Photo by Mark_K_ on Flickr
Photo by Mark_K_ on Flickr

After graduation I was satiated. I thought I had eaten and dished out more words than I could ever read/write/speak again. I revelled in the feeling of having nothing due, to go to sleep without triple-checking to ensure I did in fact set my alarm. I was in a state of blissful limbo, where I felt the space between graduating and work was a good place to rest because damn, I had worked hard.

I worked in my unfulfilling cafe job and spent all my in-between time sculpting. I loved having the time and freedom to pursue my art, and I had no intentions to write, read, or do anything in relation to my degree. I had no idea what I was doing, floating through the weeks in the hopes that my dream job would yank me out of hibernation and inspire me to continue what I used to love and do for fun.

That feeling of euphoric freedom faded as swiftly as it had come. Small talk with strangers became difficult, because when they asked what I do for a living I stuttered and made excuses trying to justify my state of nothingness.

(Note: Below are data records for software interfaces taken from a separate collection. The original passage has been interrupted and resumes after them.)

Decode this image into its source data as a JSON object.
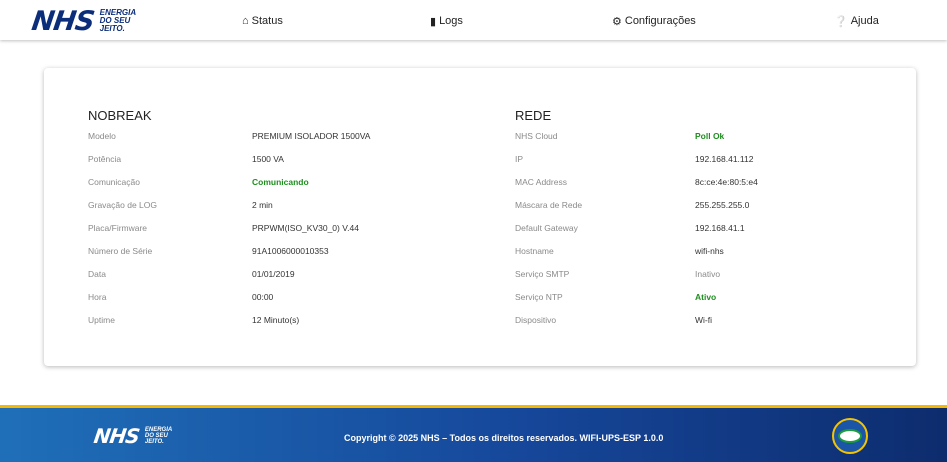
{
  "brand": {
    "logo_text": "NHS",
    "tagline": [
      "ENERGIA",
      "DO SEU",
      "JEITO."
    ]
  },
  "nav": [
    {
      "label": "Status",
      "icon": "home-icon"
    },
    {
      "label": "Logs",
      "icon": "file-icon"
    },
    {
      "label": "Configurações",
      "icon": "gears-icon"
    },
    {
      "label": "Ajuda",
      "icon": "question-icon"
    }
  ],
  "nobreak": {
    "title": "NOBREAK",
    "rows": [
      {
        "label": "Modelo",
        "value": "PREMIUM ISOLADOR 1500VA"
      },
      {
        "label": "Potência",
        "value": "1500 VA"
      },
      {
        "label": "Comunicação",
        "value": "Comunicando"
      },
      {
        "label": "Gravação de LOG",
        "value": "2 min"
      },
      {
        "label": "Placa/Firmware",
        "value": "PRPWM(ISO_KV30_0) V.44"
      },
      {
        "label": "Número de Série",
        "value": "91A1006000010353"
      },
      {
        "label": "Data",
        "value": "01/01/2019"
      },
      {
        "label": "Hora",
        "value": "00:00"
      },
      {
        "label": "Uptime",
        "value": "12 Minuto(s)"
      }
    ]
  },
  "rede": {
    "title": "REDE",
    "rows": [
      {
        "label": "NHS Cloud",
        "value": "Poll Ok"
      },
      {
        "label": "IP",
        "value": "192.168.41.112"
      },
      {
        "label": "MAC Address",
        "value": "8c:ce:4e:80:5:e4"
      },
      {
        "label": "Máscara de Rede",
        "value": "255.255.255.0"
      },
      {
        "label": "Default Gateway",
        "value": "192.168.41.1"
      },
      {
        "label": "Hostname",
        "value": "wifi-nhs"
      },
      {
        "label": "Serviço SMTP",
        "value": "Inativo"
      },
      {
        "label": "Serviço NTP",
        "value": "Ativo"
      },
      {
        "label": "Dispositivo",
        "value": "Wi-fi"
      }
    ]
  },
  "footer": {
    "copyright": "Copyright © 2025 NHS – Todos os direitos reservados. WIFI-UPS-ESP 1.0.0"
  },
  "colors": {
    "brand_blue": "#0b2d7a",
    "status_ok": "#1e8f1e",
    "footer_accent": "#f5b800"
  }
}
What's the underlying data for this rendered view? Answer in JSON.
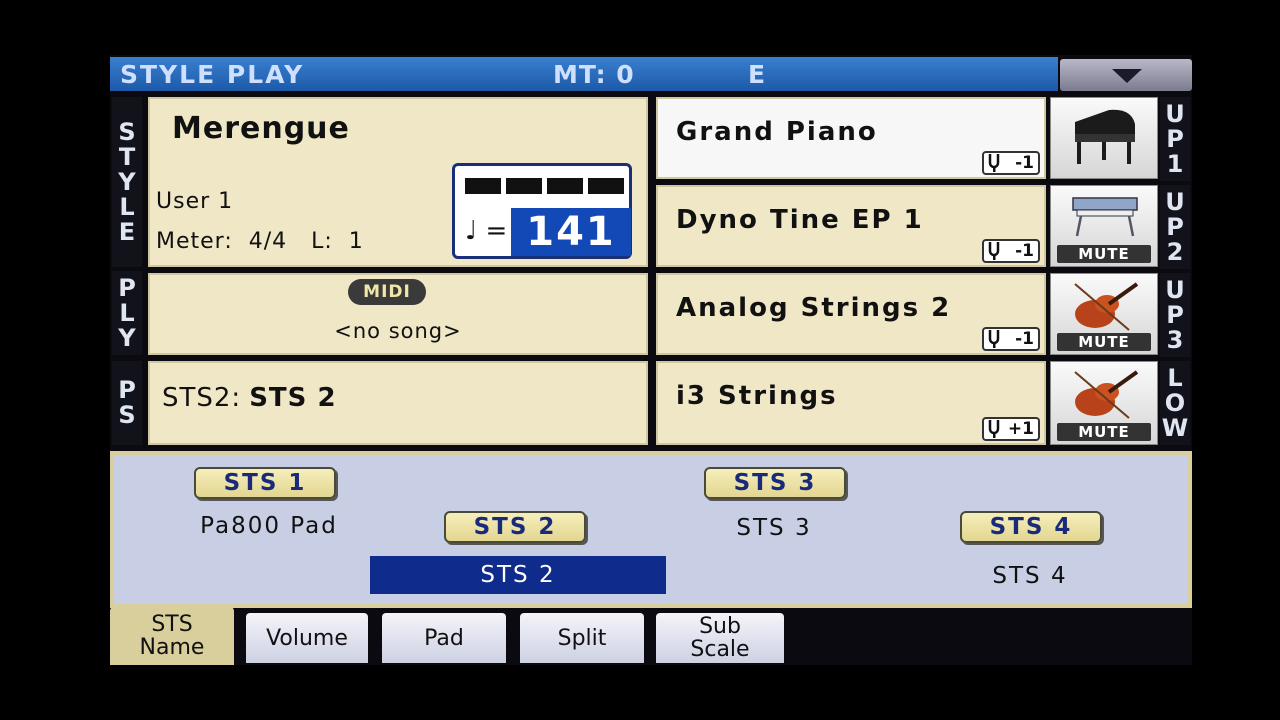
{
  "header": {
    "title": "STYLE PLAY",
    "mt": "MT: 0",
    "key": "E",
    "menu_icon": "chevron-down-icon"
  },
  "side_labels": {
    "style": [
      "S",
      "T",
      "Y",
      "L",
      "E"
    ],
    "ply": [
      "P",
      "L",
      "Y"
    ],
    "ps": [
      "P",
      "S"
    ],
    "up1": [
      "U",
      "P",
      "1"
    ],
    "up2": [
      "U",
      "P",
      "2"
    ],
    "up3": [
      "U",
      "P",
      "3"
    ],
    "low": [
      "L",
      "O",
      "W"
    ]
  },
  "style": {
    "name": "Merengue",
    "bank": "User 1",
    "meter": "Meter:  4/4   L:  1",
    "tempo_symbol": "♩ =",
    "tempo": "141"
  },
  "player": {
    "badge": "MIDI",
    "song": "<no song>"
  },
  "ps": {
    "prefix": "STS2:",
    "name": "STS 2"
  },
  "tracks": [
    {
      "name": "Grand Piano",
      "octave": "-1",
      "icon": "grand-piano-icon",
      "mute": ""
    },
    {
      "name": "Dyno Tine EP 1",
      "octave": "-1",
      "icon": "electric-piano-icon",
      "mute": "MUTE"
    },
    {
      "name": "Analog Strings 2",
      "octave": "-1",
      "icon": "violin-icon",
      "mute": "MUTE"
    },
    {
      "name": "i3 Strings",
      "octave": "+1",
      "icon": "violin-icon",
      "mute": "MUTE"
    }
  ],
  "sts": {
    "buttons": [
      "STS 1",
      "STS 2",
      "STS 3",
      "STS 4"
    ],
    "names": [
      "Pa800 Pad",
      "STS 2",
      "STS 3",
      "STS 4"
    ],
    "selected": "STS 2"
  },
  "tabs": [
    {
      "line1": "STS",
      "line2": "Name",
      "active": true
    },
    {
      "line1": "Volume",
      "line2": ""
    },
    {
      "line1": "Pad",
      "line2": ""
    },
    {
      "line1": "Split",
      "line2": ""
    },
    {
      "line1": "Sub",
      "line2": "Scale"
    }
  ]
}
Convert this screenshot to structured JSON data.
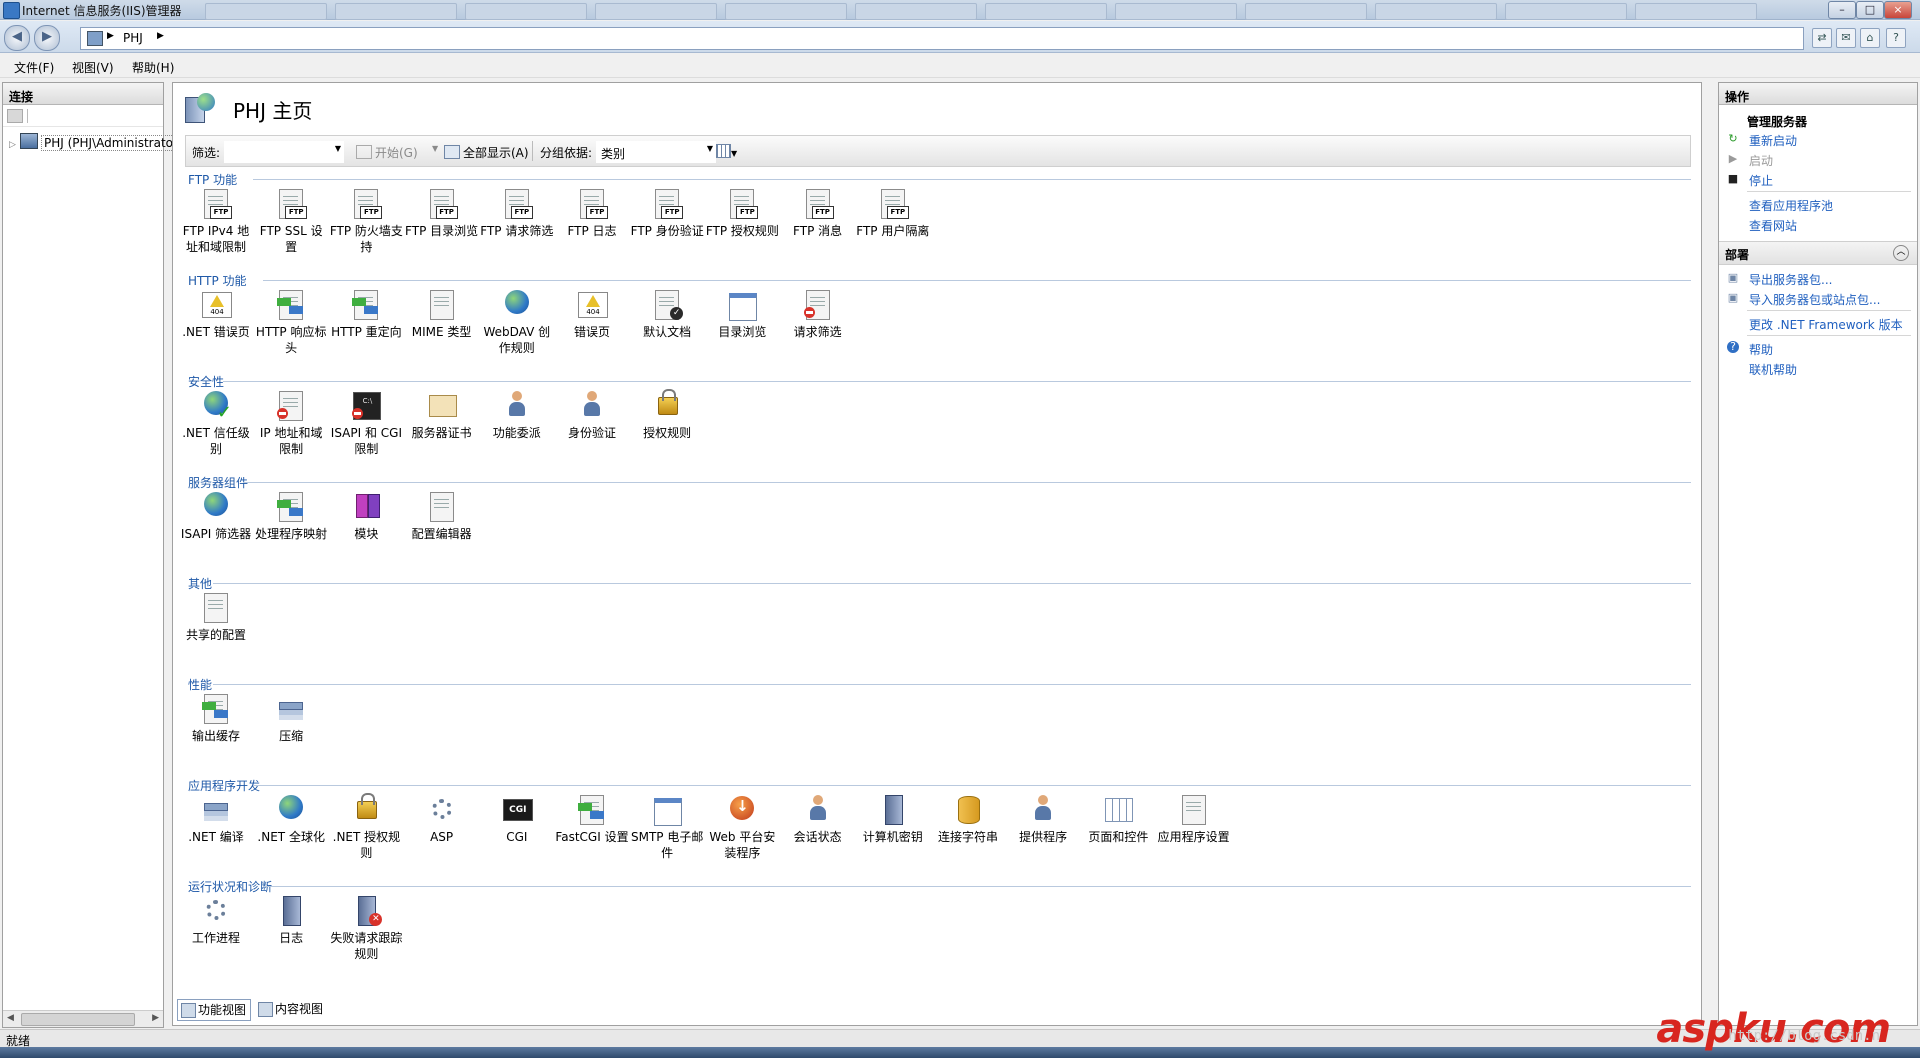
{
  "window": {
    "title": "Internet 信息服务(IIS)管理器"
  },
  "address": {
    "segments": [
      "PHJ"
    ]
  },
  "menu": [
    "文件(F)",
    "视图(V)",
    "帮助(H)"
  ],
  "connections": {
    "header": "连接",
    "tree_node": "PHJ (PHJ\\Administrator)"
  },
  "page": {
    "title": "PHJ 主页"
  },
  "filter": {
    "label": "筛选:",
    "start": "开始(G)",
    "show_all": "全部显示(A)",
    "group_by_label": "分组依据:",
    "group_by_value": "类别"
  },
  "sections": [
    {
      "title": "FTP 功能",
      "items": [
        {
          "icon": "ftp-ip-restrict-icon",
          "label": "FTP IPv4 地址和域限制"
        },
        {
          "icon": "ftp-ssl-icon",
          "label": "FTP SSL 设置"
        },
        {
          "icon": "ftp-firewall-icon",
          "label": "FTP 防火墙支持"
        },
        {
          "icon": "ftp-dir-browse-icon",
          "label": "FTP 目录浏览"
        },
        {
          "icon": "ftp-request-filter-icon",
          "label": "FTP 请求筛选"
        },
        {
          "icon": "ftp-log-icon",
          "label": "FTP 日志"
        },
        {
          "icon": "ftp-auth-icon",
          "label": "FTP 身份验证"
        },
        {
          "icon": "ftp-authz-icon",
          "label": "FTP 授权规则"
        },
        {
          "icon": "ftp-message-icon",
          "label": "FTP 消息"
        },
        {
          "icon": "ftp-user-isolation-icon",
          "label": "FTP 用户隔离"
        }
      ]
    },
    {
      "title": "HTTP 功能",
      "items": [
        {
          "icon": "net-error-page-icon",
          "label": ".NET 错误页"
        },
        {
          "icon": "http-response-headers-icon",
          "label": "HTTP 响应标头"
        },
        {
          "icon": "http-redirect-icon",
          "label": "HTTP 重定向"
        },
        {
          "icon": "mime-type-icon",
          "label": "MIME 类型"
        },
        {
          "icon": "webdav-icon",
          "label": "WebDAV 创作规则"
        },
        {
          "icon": "error-page-icon",
          "label": "错误页"
        },
        {
          "icon": "default-document-icon",
          "label": "默认文档"
        },
        {
          "icon": "directory-browse-icon",
          "label": "目录浏览"
        },
        {
          "icon": "request-filter-icon",
          "label": "请求筛选"
        }
      ]
    },
    {
      "title": "安全性",
      "items": [
        {
          "icon": "net-trust-icon",
          "label": ".NET 信任级别"
        },
        {
          "icon": "ip-restrict-icon",
          "label": "IP 地址和域限制"
        },
        {
          "icon": "isapi-cgi-icon",
          "label": "ISAPI 和 CGI 限制"
        },
        {
          "icon": "server-cert-icon",
          "label": "服务器证书"
        },
        {
          "icon": "feature-delegation-icon",
          "label": "功能委派"
        },
        {
          "icon": "authentication-icon",
          "label": "身份验证"
        },
        {
          "icon": "authorization-icon",
          "label": "授权规则"
        }
      ]
    },
    {
      "title": "服务器组件",
      "items": [
        {
          "icon": "isapi-filter-icon",
          "label": "ISAPI 筛选器"
        },
        {
          "icon": "handler-mapping-icon",
          "label": "处理程序映射"
        },
        {
          "icon": "modules-icon",
          "label": "模块"
        },
        {
          "icon": "config-editor-icon",
          "label": "配置编辑器"
        }
      ]
    },
    {
      "title": "其他",
      "items": [
        {
          "icon": "shared-config-icon",
          "label": "共享的配置"
        }
      ]
    },
    {
      "title": "性能",
      "items": [
        {
          "icon": "output-cache-icon",
          "label": "输出缓存"
        },
        {
          "icon": "compression-icon",
          "label": "压缩"
        }
      ]
    },
    {
      "title": "应用程序开发",
      "items": [
        {
          "icon": "net-compile-icon",
          "label": ".NET 编译"
        },
        {
          "icon": "net-globalization-icon",
          "label": ".NET 全球化"
        },
        {
          "icon": "net-authz-icon",
          "label": ".NET 授权规则"
        },
        {
          "icon": "asp-icon",
          "label": "ASP"
        },
        {
          "icon": "cgi-icon",
          "label": "CGI"
        },
        {
          "icon": "fastcgi-icon",
          "label": "FastCGI 设置"
        },
        {
          "icon": "smtp-icon",
          "label": "SMTP 电子邮件"
        },
        {
          "icon": "web-platform-icon",
          "label": "Web 平台安装程序"
        },
        {
          "icon": "session-state-icon",
          "label": "会话状态"
        },
        {
          "icon": "machine-key-icon",
          "label": "计算机密钥"
        },
        {
          "icon": "connection-string-icon",
          "label": "连接字符串"
        },
        {
          "icon": "providers-icon",
          "label": "提供程序"
        },
        {
          "icon": "pages-controls-icon",
          "label": "页面和控件"
        },
        {
          "icon": "app-settings-icon",
          "label": "应用程序设置"
        }
      ]
    },
    {
      "title": "运行状况和诊断",
      "items": [
        {
          "icon": "worker-process-icon",
          "label": "工作进程"
        },
        {
          "icon": "logging-icon",
          "label": "日志"
        },
        {
          "icon": "failed-request-tracing-icon",
          "label": "失败请求跟踪规则"
        }
      ]
    }
  ],
  "view_tabs": [
    "功能视图",
    "内容视图"
  ],
  "actions": {
    "header": "操作",
    "manage_server": "管理服务器",
    "restart": "重新启动",
    "start": "启动",
    "stop": "停止",
    "view_app_pools": "查看应用程序池",
    "view_sites": "查看网站",
    "deploy_header": "部署",
    "export_package": "导出服务器包...",
    "import_package": "导入服务器包或站点包...",
    "change_net": "更改 .NET Framework 版本",
    "help": "帮助",
    "online_help": "联机帮助"
  },
  "status": "就绪",
  "watermark": {
    "brand": "aspku.com",
    "url": "http://blog.csdn.n"
  },
  "colors": {
    "link": "#1f5fbf",
    "section": "#1f59a8"
  }
}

Up until now I had been stagnant, but it all became too much. Doing nothing was weighing on me more than when I was running myself ragged, and that gnawing need to write started to bug me. At first writing was hard, I felt like a newborn baby giraffe stumbling around clumsily. But now it’s just started happening, as weird as it sounds. I’m writing in my head constantly, most of it is shit, I mean it’s not like I picked up a pen and became a writing savant or anything. But I’ve started carrying my journal around just in case, and i’ve actually picked up my university textbooks again. For the first time, in a very long time, I can call myself a writer and actually mean it.